Incidentally, he had plenty of chances to see his shadow on Candlemas day this year, and one wonders why he was out again so early. One possibility is that he is an expectant father and, behaving in characteristic fashion, was not quite steady enough to devise a way of awakening his neighbour at 6.30 a.m.!
An elderly man and a 10-year-old girl both suffered brain concussions Thursday evening in an accident here involving a bicycle driven by the girl. Eighty-four-year-old William “Shorty” Stevens and little Diane Wright were admitted to Rosamond Hospital as a result of the mishap, which occurred at the intersection of Union and Main Streets. The girl is the daughter of Mr. and Mrs. Alex Wright of Almonte. The elderly man also sustained extensive head scratches in addition to the concussion. His condition was Thursday night described as “poor ” It is expected that the youngster will be released from hospital within a few days. According to police both persons were thrown to the pavement after Mr. Stevens was struck by a bicycle driven by the girl.* Dr. Otto Schulte, of Almonte, was called to the scene and or dered the injured persons removed to hospital. Con. Roy Dawson of the Almonte detachment of the Ontario Provincial Police Investigated the accident.
A few weeks someone came up to me (you know who you are LOLOL) and said, “Linda, I don’t know how you do it, but boy, are there a lot of whiners around these days.”
As a senior sometimes it’s hard to keep the bladder intact these days and especially when you are laughing– so this was a close call after that statement.
People have had a hard time being cooped up, worrying about everything and price increases,so life is tough… and then.. I saw Jane Dack’s post yesterday on Friends of Mississippi Mills and I smiled. Thank you Jane..
Okay, this is gonna be a change for some of you …. But let’s post here about businesses that we love in our small area! Everything to painters, yard companies, electricians, etc. No complaining! I’m tired of the whining everywhere. I’m just so exhausted of the negativity and complaining all the time on Facebook… we have so much good in our lives…. But it tends to get shadowed by the bad. Love ya!
I’ll go first….
Love my hairdresser Jessica at Tangled Hair salon in CP. She is amazing with colour/highlights.
And for winter snow plowing…. Trev Crawford from Clayton does a great job and very reliable for doing my parents driveway.

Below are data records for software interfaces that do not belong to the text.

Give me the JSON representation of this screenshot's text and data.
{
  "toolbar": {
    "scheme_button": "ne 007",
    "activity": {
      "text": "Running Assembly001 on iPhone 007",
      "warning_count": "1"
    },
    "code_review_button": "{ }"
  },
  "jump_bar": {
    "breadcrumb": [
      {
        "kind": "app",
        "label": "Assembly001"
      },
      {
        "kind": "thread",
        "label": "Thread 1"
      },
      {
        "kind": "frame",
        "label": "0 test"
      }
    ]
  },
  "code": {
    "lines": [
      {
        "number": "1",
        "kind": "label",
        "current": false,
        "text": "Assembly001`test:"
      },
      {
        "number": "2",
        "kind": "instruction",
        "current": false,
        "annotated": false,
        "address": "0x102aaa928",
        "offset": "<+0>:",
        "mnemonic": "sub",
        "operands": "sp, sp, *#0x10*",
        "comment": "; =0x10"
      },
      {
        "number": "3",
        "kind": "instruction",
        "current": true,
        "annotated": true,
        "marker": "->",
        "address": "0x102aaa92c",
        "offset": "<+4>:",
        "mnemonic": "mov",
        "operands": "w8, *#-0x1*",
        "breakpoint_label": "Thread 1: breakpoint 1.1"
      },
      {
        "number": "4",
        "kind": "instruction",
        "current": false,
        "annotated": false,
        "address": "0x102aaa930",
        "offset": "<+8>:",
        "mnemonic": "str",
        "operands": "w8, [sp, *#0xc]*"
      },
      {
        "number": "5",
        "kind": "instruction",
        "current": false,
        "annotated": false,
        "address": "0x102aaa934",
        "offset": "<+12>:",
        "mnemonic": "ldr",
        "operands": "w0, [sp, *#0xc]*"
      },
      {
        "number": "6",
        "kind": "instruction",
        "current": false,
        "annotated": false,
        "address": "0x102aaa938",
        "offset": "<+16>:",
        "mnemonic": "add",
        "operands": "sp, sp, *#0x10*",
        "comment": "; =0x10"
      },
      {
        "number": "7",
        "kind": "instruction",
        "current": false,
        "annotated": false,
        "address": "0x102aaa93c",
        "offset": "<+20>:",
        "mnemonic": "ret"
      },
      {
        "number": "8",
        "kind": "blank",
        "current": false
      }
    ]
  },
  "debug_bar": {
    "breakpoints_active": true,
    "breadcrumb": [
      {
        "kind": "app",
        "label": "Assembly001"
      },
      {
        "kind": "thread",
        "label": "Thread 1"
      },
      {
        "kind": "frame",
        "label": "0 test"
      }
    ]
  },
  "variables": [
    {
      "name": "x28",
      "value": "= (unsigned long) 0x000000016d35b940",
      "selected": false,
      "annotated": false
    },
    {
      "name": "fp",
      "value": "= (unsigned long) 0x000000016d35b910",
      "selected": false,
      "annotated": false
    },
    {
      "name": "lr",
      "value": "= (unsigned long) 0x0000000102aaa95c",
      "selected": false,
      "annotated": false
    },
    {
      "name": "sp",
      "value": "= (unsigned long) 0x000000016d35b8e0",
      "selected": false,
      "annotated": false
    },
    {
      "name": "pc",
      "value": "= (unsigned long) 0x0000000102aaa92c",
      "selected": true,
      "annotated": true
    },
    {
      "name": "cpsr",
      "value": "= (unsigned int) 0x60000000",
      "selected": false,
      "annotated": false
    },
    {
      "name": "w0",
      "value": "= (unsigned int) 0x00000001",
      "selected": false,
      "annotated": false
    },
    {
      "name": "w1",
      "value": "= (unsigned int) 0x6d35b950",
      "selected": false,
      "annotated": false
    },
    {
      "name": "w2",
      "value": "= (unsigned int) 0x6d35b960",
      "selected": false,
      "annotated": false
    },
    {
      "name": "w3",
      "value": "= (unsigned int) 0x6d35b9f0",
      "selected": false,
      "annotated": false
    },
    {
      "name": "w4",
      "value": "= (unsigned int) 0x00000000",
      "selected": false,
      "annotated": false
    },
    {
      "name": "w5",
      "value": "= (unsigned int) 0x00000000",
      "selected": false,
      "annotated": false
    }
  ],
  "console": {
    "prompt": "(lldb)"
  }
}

Nancy Taylor everytime I go into the office, my installers always ask me to bring them donuts from HFT because they love them so much!!
Ray Paquette on said: EditAfter 36 Years living in Carleton Place, my wife and I had a “Rolodex” of names of service people who we could depend upon to provide inexpensive but competent service unfortunately many have retired. We could always depend on Betty and Keith Dack for service and advice on purchases…LikeReply ↓
Bonnie Adams on said: EditIn CP Patterson Electric. Have had them for 22 years. Very reasonable prices, quality workmanship & friendly staff that know their trade. Mandy Horton at Essentials. I don’t let anyone else touch my hair. Giant Tiger The most helpful & friendly staff compared to other locations. They know regular customers & have gone above & beyond for me. Zak’s for good food & service. Seaway Valley Pharmacy has a wonderful Pharmacist. Well stocked store & friendly. McNeely Animal Hospital has wonderful staff & my Vet is Magda Eslimi who gives my furry girls special attention. Steve’s Locksmithing is an excellent service. He has many well known local businesses as his clients. You gotta be good for that